Yesterday, the Wonk Room noted Treasury Secretary Henry Paulson’s reversal in regards to the aim of the $700 billion Troubled Assets Relief Program (TARP). Today, the Domestic Policy Subcommittee of the House Oversight Committee — chaired by Rep. Dennis Kucinich (D-OH) — held a hearing to find out whether TARP is being used to prevent home foreclosures, “as Congress intended.”
Kucinich questioned Interim Assistant Secretary for Financial Stability Neel Kashkari — who is charged with administering the $700 billion — as to why the Treasury has not focused more on helping homeowners facing foreclosure. When Kashkari replied that the Treasury Secretary is “passionate” about helping homeowners, Kucinich asked “He is? Where? What country?” Watch it:
Kucinich was absolutely right to be skeptical. As Andrew Jakabovics explained, Paulson “yesterday made it absolutely clear that he had no intention of using the authority granted to him by Congress” to stem foreclosures. “The message was clear to homeowners facing foreclosure and their neighbors watching the value of their homes plummet — drop dead,” wrote Jakabovics.
It’s not as if legitimate plans to help homeowners don’t exist. Today, Federal Deposit Insurance Corp. Chairman Sheila Bair released a plan that could “prevent 1.5 million foreclosures in the next year by offering financial incentives to companies that agree to sharply reduce monthly payments on mortgage loans. ”
The estimated cost of this program is $24.4 billion, a drop in the bucket relative to the entire $700 billion program. Treasury and the White House, though, have made it clear that they are not interested.
In testimony before the subcommittee, Center for American Progress Action Fund Senior Fellow Michael Barr explained what Treasury needs to do to aid homeowners:
Under Section 109 of the [Emergency Economic Stabilization Act], the Treasury secretary is authorized to ‘use loan guarantees and credit enhancements to facilitate loan modifications to prevent avoidable foreclosures.’ Under Section 101 of the act, the secretary is authorized to ‘make and fund commitments to purchase’ troubled assets, including home mortgage loans.
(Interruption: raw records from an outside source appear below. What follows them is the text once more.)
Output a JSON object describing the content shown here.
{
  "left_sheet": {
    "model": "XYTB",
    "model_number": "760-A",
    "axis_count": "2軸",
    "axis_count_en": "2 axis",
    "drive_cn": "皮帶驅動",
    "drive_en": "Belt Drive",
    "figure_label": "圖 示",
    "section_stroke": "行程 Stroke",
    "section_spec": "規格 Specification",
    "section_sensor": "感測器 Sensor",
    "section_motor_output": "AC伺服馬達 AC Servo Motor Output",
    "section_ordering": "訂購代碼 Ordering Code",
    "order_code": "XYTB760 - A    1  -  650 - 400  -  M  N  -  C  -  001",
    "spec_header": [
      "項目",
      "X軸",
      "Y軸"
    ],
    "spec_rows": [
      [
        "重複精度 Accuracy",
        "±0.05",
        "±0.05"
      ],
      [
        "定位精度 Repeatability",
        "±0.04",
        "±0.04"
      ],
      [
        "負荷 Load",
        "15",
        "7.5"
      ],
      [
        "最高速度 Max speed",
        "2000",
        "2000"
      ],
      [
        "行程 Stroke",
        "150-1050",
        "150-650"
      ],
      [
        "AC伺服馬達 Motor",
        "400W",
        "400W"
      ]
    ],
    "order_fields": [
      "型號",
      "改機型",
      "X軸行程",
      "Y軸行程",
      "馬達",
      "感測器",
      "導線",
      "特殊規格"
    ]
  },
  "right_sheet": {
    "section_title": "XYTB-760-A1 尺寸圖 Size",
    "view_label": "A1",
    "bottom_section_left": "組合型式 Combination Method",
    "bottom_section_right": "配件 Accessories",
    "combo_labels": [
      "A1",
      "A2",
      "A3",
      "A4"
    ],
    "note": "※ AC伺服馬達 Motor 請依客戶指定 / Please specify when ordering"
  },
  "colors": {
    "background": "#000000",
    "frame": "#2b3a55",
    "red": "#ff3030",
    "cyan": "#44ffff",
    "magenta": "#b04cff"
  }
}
These authorities can be deployed now to help homeowners and stabilize our markets.
As Jakabovics wrote, “The solution is simple: Focus on the mortgages. Gain access to home mortgages and restructure them. Now.”